October 24, 2012
This is a new recipe, I’m still working on the proportions but it came out very nicely the first couple times I’ve prepared it. Continue Reading »
October 2, 2012
It’s been 6 months and 10k miles since I brought home my shiny new black Can-Am Spyder RS so I figure it’s about time to write about it. After all, I can’t stop at a stoplight or a gas station without people giving me compliments and asking questions. Well, here are the answers.
The first point I want to hit is that most reviewers haven’t really done the Spyder justice. There are a fair number of reviews out there available, but most of them are written by people used to riding a 2-wheeled motorcycle who’ve had the Spyder for a couple hours or a couple days at most so they haven’t had a chance to get over how different the Spyder is. Continue Reading »
September 19, 2012

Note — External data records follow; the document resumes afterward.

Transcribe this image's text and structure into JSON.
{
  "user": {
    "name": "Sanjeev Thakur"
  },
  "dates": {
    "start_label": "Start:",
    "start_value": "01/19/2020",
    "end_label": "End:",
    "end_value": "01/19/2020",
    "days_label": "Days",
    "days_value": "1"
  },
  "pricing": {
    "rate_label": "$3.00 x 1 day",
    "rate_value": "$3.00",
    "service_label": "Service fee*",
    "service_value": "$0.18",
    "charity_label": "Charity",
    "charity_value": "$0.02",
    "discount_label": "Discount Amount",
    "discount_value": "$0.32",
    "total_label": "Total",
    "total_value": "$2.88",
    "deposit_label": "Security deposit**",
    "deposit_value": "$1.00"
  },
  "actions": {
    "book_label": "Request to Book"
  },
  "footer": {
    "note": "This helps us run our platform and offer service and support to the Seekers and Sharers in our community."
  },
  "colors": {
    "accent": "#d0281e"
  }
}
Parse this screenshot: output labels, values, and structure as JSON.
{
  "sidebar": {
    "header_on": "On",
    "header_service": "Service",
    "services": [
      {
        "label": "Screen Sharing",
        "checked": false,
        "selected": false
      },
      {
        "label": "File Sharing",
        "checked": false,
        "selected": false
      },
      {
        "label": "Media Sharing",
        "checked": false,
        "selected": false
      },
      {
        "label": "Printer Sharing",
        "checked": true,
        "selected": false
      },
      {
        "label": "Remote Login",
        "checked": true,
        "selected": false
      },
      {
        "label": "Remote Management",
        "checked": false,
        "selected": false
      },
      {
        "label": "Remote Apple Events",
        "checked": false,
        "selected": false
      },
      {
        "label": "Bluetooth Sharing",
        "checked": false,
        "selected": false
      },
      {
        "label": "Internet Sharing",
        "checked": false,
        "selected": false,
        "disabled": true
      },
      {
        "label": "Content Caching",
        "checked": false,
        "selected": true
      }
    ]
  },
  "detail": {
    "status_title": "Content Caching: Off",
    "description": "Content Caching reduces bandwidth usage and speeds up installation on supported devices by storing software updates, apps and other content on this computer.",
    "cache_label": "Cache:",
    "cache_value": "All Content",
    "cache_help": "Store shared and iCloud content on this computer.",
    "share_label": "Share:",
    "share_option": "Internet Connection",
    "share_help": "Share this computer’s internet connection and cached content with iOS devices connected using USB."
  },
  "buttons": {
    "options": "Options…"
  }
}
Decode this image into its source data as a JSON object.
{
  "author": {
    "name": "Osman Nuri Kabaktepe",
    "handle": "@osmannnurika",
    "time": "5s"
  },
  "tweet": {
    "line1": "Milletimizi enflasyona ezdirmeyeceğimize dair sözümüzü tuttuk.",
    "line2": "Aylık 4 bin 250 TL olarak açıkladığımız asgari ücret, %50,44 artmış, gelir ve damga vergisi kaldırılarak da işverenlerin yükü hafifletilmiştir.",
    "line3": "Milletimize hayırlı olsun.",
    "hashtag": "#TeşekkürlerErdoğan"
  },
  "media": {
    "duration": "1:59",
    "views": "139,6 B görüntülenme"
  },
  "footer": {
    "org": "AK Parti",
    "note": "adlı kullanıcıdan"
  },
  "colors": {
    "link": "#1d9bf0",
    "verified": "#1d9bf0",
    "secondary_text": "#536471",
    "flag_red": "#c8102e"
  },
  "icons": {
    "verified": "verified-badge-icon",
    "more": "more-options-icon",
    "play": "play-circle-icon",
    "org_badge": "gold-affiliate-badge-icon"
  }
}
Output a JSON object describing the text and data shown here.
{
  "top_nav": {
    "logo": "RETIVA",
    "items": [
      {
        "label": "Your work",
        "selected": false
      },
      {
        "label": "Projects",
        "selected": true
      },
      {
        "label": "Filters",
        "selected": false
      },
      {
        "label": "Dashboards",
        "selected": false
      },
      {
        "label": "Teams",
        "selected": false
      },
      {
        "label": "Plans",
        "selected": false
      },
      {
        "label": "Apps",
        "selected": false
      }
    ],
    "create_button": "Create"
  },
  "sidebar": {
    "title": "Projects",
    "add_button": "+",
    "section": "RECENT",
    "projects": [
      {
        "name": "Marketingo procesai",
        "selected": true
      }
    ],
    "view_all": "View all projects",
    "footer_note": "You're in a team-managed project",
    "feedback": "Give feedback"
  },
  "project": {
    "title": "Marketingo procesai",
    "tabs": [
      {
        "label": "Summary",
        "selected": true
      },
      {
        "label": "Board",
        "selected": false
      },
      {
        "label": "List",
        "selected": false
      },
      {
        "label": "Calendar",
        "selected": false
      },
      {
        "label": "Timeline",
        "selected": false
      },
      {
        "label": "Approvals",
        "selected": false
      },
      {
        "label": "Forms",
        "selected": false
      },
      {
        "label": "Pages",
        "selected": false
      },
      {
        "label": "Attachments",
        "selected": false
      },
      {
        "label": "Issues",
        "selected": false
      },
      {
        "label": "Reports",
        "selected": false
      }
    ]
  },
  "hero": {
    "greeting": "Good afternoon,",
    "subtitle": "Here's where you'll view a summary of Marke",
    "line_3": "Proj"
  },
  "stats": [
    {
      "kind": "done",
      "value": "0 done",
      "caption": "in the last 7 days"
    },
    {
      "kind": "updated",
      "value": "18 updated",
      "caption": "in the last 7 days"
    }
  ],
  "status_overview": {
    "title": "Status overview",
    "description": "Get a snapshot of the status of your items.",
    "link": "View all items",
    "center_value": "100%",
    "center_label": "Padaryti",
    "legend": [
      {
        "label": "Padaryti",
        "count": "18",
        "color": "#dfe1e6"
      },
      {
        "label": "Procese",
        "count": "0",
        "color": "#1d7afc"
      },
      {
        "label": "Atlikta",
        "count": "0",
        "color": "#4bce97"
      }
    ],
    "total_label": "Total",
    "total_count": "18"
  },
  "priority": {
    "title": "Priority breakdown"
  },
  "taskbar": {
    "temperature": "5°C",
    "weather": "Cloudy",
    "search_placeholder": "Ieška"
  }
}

The tech startup world, as anyone who’s spent time in it knows, is a weird place. It’s a strange little bubble universe that’s absolutely awash in cash while the rest of the economy struggles and stumbles along, but the people you might expect to be raking in the cash usually aren’t. Case in point – the people who’ve benefited the most from the tech boom in SF over the last decade are arguably the city’s landlords. There’s a city full of people with 6-figure incomes who each spend half – or more – of their take home pay on insanely overpriced tiny apartments. According to some studies I’ve seen recently (sorry, I can’t find the link atm, will try to add it in an edit later) rents across most of the city have doubled in the past year. And they weren’t exactly cheap to start with! Continue Reading »
September 12, 2012
I’ve written several times before about the ongoing merger of Search and Social and I expect it’s something I’ll write on a good deal more over time because I think it’s one of the biggest industry changes we’re facing and has the potential to fundamentally change the way people find information online. Yesterday, Mark Zuckerberg told the world I was right. Not that he mentioned me or anything, I would be incredibly surprised if he even knows I exist, but in his first post-IPO interview he talked at length about Facebook’s plans for Search. Continue Reading »